Exercise description →
The full set of records needs to be retyped exactly.

Available records →
◆ ◆ ◆ ◆ ◆ ◆ ◆

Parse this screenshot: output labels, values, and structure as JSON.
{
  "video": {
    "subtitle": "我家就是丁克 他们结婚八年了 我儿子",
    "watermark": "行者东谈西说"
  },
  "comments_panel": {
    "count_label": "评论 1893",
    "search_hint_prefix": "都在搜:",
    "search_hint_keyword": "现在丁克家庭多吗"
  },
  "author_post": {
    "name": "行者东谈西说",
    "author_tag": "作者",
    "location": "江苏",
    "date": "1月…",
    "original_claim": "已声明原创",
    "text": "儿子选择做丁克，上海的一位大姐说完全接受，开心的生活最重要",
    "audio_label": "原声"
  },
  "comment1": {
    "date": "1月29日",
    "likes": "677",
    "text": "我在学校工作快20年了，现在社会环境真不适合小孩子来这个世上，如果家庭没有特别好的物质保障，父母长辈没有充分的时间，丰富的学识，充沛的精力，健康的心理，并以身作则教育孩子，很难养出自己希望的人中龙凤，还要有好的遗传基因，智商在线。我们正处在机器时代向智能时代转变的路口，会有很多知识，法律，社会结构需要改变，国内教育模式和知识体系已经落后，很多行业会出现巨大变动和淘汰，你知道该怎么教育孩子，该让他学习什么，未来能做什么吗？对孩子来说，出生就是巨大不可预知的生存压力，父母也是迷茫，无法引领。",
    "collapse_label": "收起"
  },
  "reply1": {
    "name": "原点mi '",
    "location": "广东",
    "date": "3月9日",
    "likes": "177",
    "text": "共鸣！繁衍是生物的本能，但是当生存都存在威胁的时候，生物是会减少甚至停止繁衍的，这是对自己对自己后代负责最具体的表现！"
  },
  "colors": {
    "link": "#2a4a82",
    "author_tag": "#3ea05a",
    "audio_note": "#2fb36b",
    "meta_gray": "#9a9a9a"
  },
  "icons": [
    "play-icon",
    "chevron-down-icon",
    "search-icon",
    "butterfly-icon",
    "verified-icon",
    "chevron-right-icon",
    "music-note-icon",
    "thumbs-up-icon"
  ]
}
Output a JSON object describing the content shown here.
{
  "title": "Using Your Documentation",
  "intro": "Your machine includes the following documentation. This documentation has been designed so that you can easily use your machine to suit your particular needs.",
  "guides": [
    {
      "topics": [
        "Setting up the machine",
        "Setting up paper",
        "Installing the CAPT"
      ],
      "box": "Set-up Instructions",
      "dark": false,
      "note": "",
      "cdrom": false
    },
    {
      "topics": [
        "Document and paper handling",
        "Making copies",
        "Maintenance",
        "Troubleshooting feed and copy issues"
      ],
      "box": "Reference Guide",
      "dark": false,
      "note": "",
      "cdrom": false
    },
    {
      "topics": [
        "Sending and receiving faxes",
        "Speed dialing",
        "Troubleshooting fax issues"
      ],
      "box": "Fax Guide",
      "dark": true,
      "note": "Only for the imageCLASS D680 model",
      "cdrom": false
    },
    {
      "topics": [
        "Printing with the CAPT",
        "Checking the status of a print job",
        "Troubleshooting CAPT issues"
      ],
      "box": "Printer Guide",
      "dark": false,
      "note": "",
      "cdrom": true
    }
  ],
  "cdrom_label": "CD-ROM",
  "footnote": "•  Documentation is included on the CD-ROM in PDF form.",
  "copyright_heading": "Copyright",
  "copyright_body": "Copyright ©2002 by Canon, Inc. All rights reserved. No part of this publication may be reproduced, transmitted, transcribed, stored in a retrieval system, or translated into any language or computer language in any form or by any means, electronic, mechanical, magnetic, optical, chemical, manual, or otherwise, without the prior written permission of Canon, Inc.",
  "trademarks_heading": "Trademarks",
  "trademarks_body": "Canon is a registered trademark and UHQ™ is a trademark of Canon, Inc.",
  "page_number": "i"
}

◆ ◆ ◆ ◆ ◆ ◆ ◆

Solution →
Parse this screenshot: output labels, values, and structure as JSON.
{
  "video": {
    "subtitle": "我家就是丁克 他们结婚八年了 我儿子",
    "watermark": "行者东谈西说"
  },
  "comments_panel": {
    "count_label": "评论 1893",
    "search_hint_prefix": "都在搜:",
    "search_hint_keyword": "现在丁克家庭多吗"
  },
  "author_post": {
    "name": "行者东谈西说",
    "author_tag": "作者",
    "location": "江苏",
    "date": "1月…",
    "original_claim": "已声明原创",
    "text": "儿子选择做丁克，上海的一位大姐说完全接受，开心的生活最重要",
    "audio_label": "原声"
  },
  "comment1": {
    "date": "1月29日",
    "likes": "677",
    "text": "我在学校工作快20年了，现在社会环境真不适合小孩子来这个世上，如果家庭没有特别好的物质保障，父母长辈没有充分的时间，丰富的学识，充沛的精力，健康的心理，并以身作则教育孩子，很难养出自己希望的人中龙凤，还要有好的遗传基因，智商在线。我们正处在机器时代向智能时代转变的路口，会有很多知识，法律，社会结构需要改变，国内教育模式和知识体系已经落后，很多行业会出现巨大变动和淘汰，你知道该怎么教育孩子，该让他学习什么，未来能做什么吗？对孩子来说，出生就是巨大不可预知的生存压力，父母也是迷茫，无法引领。",
    "collapse_label": "收起"
  },
  "reply1": {
    "name": "原点mi '",
    "location": "广东",
    "date": "3月9日",
    "likes": "177",
    "text": "共鸣！繁衍是生物的本能，但是当生存都存在威胁的时候，生物是会减少甚至停止繁衍的，这是对自己对自己后代负责最具体的表现！"
  },
  "colors": {
    "link": "#2a4a82",
    "author_tag": "#3ea05a",
    "audio_note": "#2fb36b",
    "meta_gray": "#9a9a9a"
  },
  "icons": [
    "play-icon",
    "chevron-down-icon",
    "search-icon",
    "butterfly-icon",
    "verified-icon",
    "chevron-right-icon",
    "music-note-icon",
    "thumbs-up-icon"
  ]
}
Output a JSON object describing the content shown here.
{
  "title": "Using Your Documentation",
  "intro": "Your machine includes the following documentation. This documentation has been designed so that you can easily use your machine to suit your particular needs.",
  "guides": [
    {
      "topics": [
        "Setting up the machine",
        "Setting up paper",
        "Installing the CAPT"
      ],
      "box": "Set-up Instructions",
      "dark": false,
      "note": "",
      "cdrom": false
    },
    {
      "topics": [
        "Document and paper handling",
        "Making copies",
        "Maintenance",
        "Troubleshooting feed and copy issues"
      ],
      "box": "Reference Guide",
      "dark": false,
      "note": "",
      "cdrom": false
    },
    {
      "topics": [
        "Sending and receiving faxes",
        "Speed dialing",
        "Troubleshooting fax issues"
      ],
      "box": "Fax Guide",
      "dark": true,
      "note": "Only for the imageCLASS D680 model",
      "cdrom": false
    },
    {
      "topics": [
        "Printing with the CAPT",
        "Checking the status of a print job",
        "Troubleshooting CAPT issues"
      ],
      "box": "Printer Guide",
      "dark": false,
      "note": "",
      "cdrom": true
    }
  ],
  "cdrom_label": "CD-ROM",
  "footnote": "•  Documentation is included on the CD-ROM in PDF form.",
  "copyright_heading": "Copyright",
  "copyright_body": "Copyright ©2002 by Canon, Inc. All rights reserved. No part of this publication may be reproduced, transmitted, transcribed, stored in a retrieval system, or translated into any language or computer language in any form or by any means, electronic, mechanical, magnetic, optical, chemical, manual, or otherwise, without the prior written permission of Canon, Inc.",
  "trademarks_heading": "Trademarks",
  "trademarks_body": "Canon is a registered trademark and UHQ™ is a trademark of Canon, Inc.",
  "page_number": "i"
}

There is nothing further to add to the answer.